LISTED RECORDS:
* * * * *

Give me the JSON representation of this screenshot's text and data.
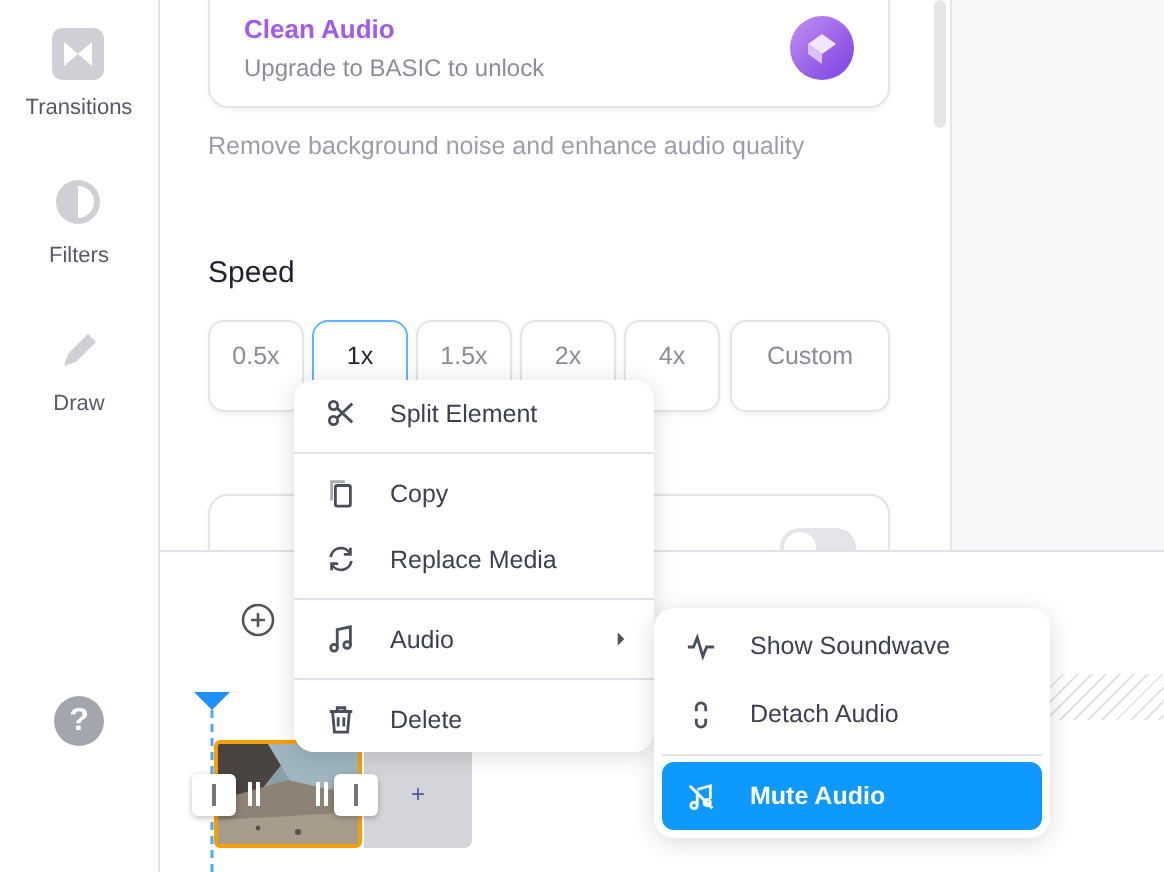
{
  "sidebar": {
    "items": [
      {
        "label": "Transitions",
        "kind": "transitions"
      },
      {
        "label": "Filters",
        "kind": "filters"
      },
      {
        "label": "Draw",
        "kind": "draw"
      }
    ],
    "help": "?"
  },
  "upgrade_card": {
    "title": "Clean Audio",
    "subtitle": "Upgrade to BASIC to unlock"
  },
  "description": "Remove background noise and enhance audio quality",
  "speed": {
    "heading": "Speed",
    "options": [
      {
        "label": "0.5x",
        "selected": false
      },
      {
        "label": "1x",
        "selected": true
      },
      {
        "label": "1.5x",
        "selected": false
      },
      {
        "label": "2x",
        "selected": false
      },
      {
        "label": "4x",
        "selected": false
      },
      {
        "label": "Custom",
        "selected": false
      }
    ]
  },
  "toggle_card": {
    "on": false
  },
  "context_menu": {
    "groups": [
      [
        {
          "label": "Split Element",
          "kind": "split",
          "submenu": false
        }
      ],
      [
        {
          "label": "Copy",
          "kind": "copy",
          "submenu": false
        },
        {
          "label": "Replace Media",
          "kind": "replace",
          "submenu": false
        }
      ],
      [
        {
          "label": "Audio",
          "kind": "audio",
          "submenu": true
        }
      ],
      [
        {
          "label": "Delete",
          "kind": "delete",
          "submenu": false
        }
      ]
    ]
  },
  "audio_submenu": {
    "groups": [
      [
        {
          "label": "Show Soundwave",
          "kind": "wave",
          "selected": false
        },
        {
          "label": "Detach Audio",
          "kind": "detach",
          "selected": false
        }
      ],
      [
        {
          "label": "Mute Audio",
          "kind": "mute",
          "selected": true
        }
      ]
    ]
  },
  "timeline": {
    "add_slot": "+",
    "clip": {
      "kind": "picture",
      "selected": true
    }
  }
}
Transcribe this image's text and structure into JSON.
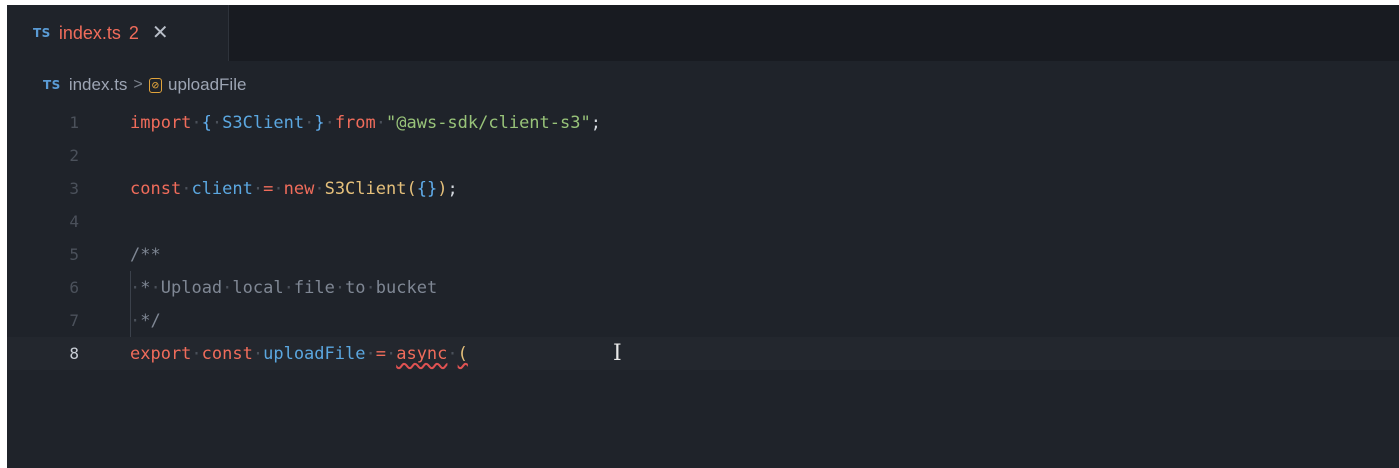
{
  "tab": {
    "badge": "TS",
    "title": "index.ts",
    "problem_count": "2",
    "close": "✕"
  },
  "breadcrumb": {
    "badge": "TS",
    "file": "index.ts",
    "separator": ">",
    "symbol_icon": "symbol-variable-icon",
    "symbol_glyph": "[⊘]",
    "symbol": "uploadFile"
  },
  "editor": {
    "active_line": 8,
    "line_numbers": [
      "1",
      "2",
      "3",
      "4",
      "5",
      "6",
      "7",
      "8"
    ],
    "lines": [
      "import { S3Client } from \"@aws-sdk/client-s3\";",
      "",
      "const client = new S3Client({});",
      "",
      "/**",
      " * Upload local file to bucket",
      " */",
      "export const uploadFile = async ("
    ],
    "tokens": {
      "import": "import",
      "lbrace": "{",
      "s3client": "S3Client",
      "rbrace": "}",
      "from": "from",
      "module": "\"@aws-sdk/client-s3\"",
      "semi": ";",
      "const": "const",
      "client": "client",
      "eq": "=",
      "new": "new",
      "call_open": "(",
      "obj": "{}",
      "call_close": ")",
      "cm_open": "/**",
      "cm_star": "*",
      "cm_text": "Upload local file to bucket",
      "cm_close": "*/",
      "export": "export",
      "uploadFile": "uploadFile",
      "async": "async",
      "paren": "(",
      "ws": "·"
    },
    "cursor_glyph": "I"
  },
  "colors": {
    "background": "#1f232a",
    "keyword": "#f06c5b",
    "identifier": "#5ba7e0",
    "class": "#e5c07b",
    "string": "#98c379",
    "comment": "#7f8794",
    "error_squiggle": "#e05252"
  }
}
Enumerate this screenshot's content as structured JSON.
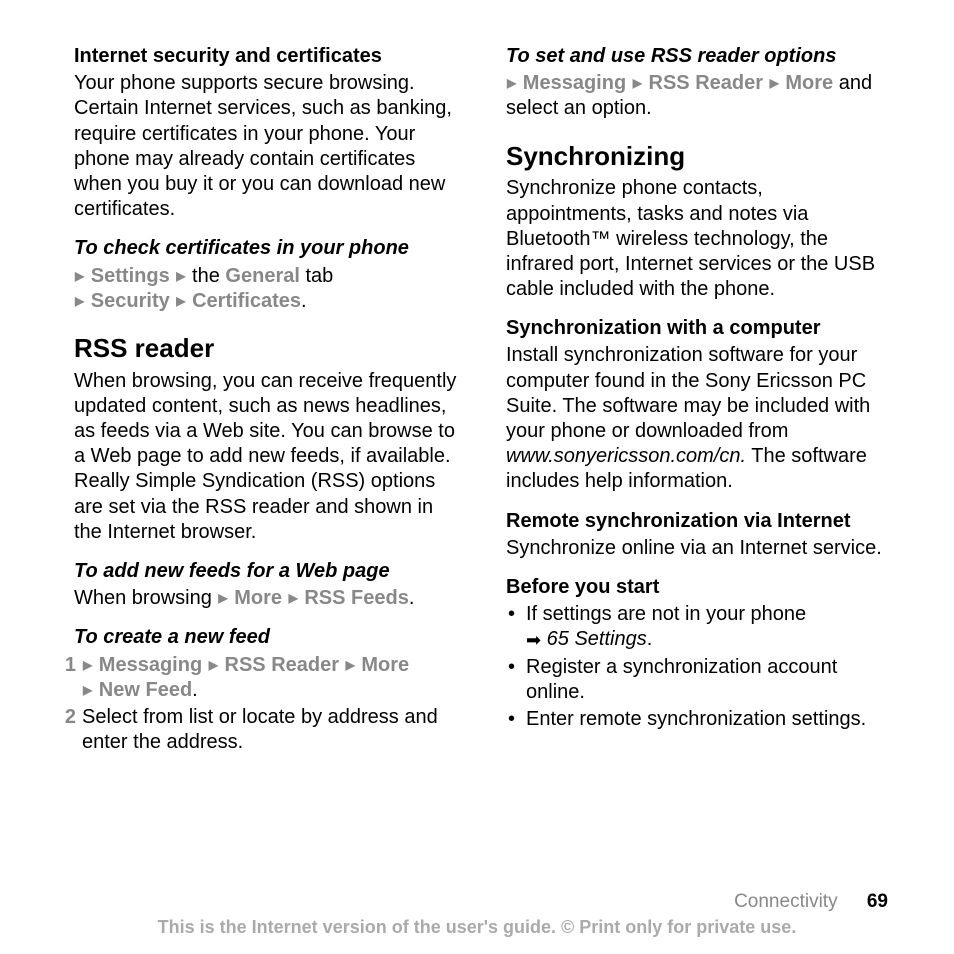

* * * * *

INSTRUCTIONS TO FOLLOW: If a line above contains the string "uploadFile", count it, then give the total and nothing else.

ANSWER TO THIS EXERCISE: 3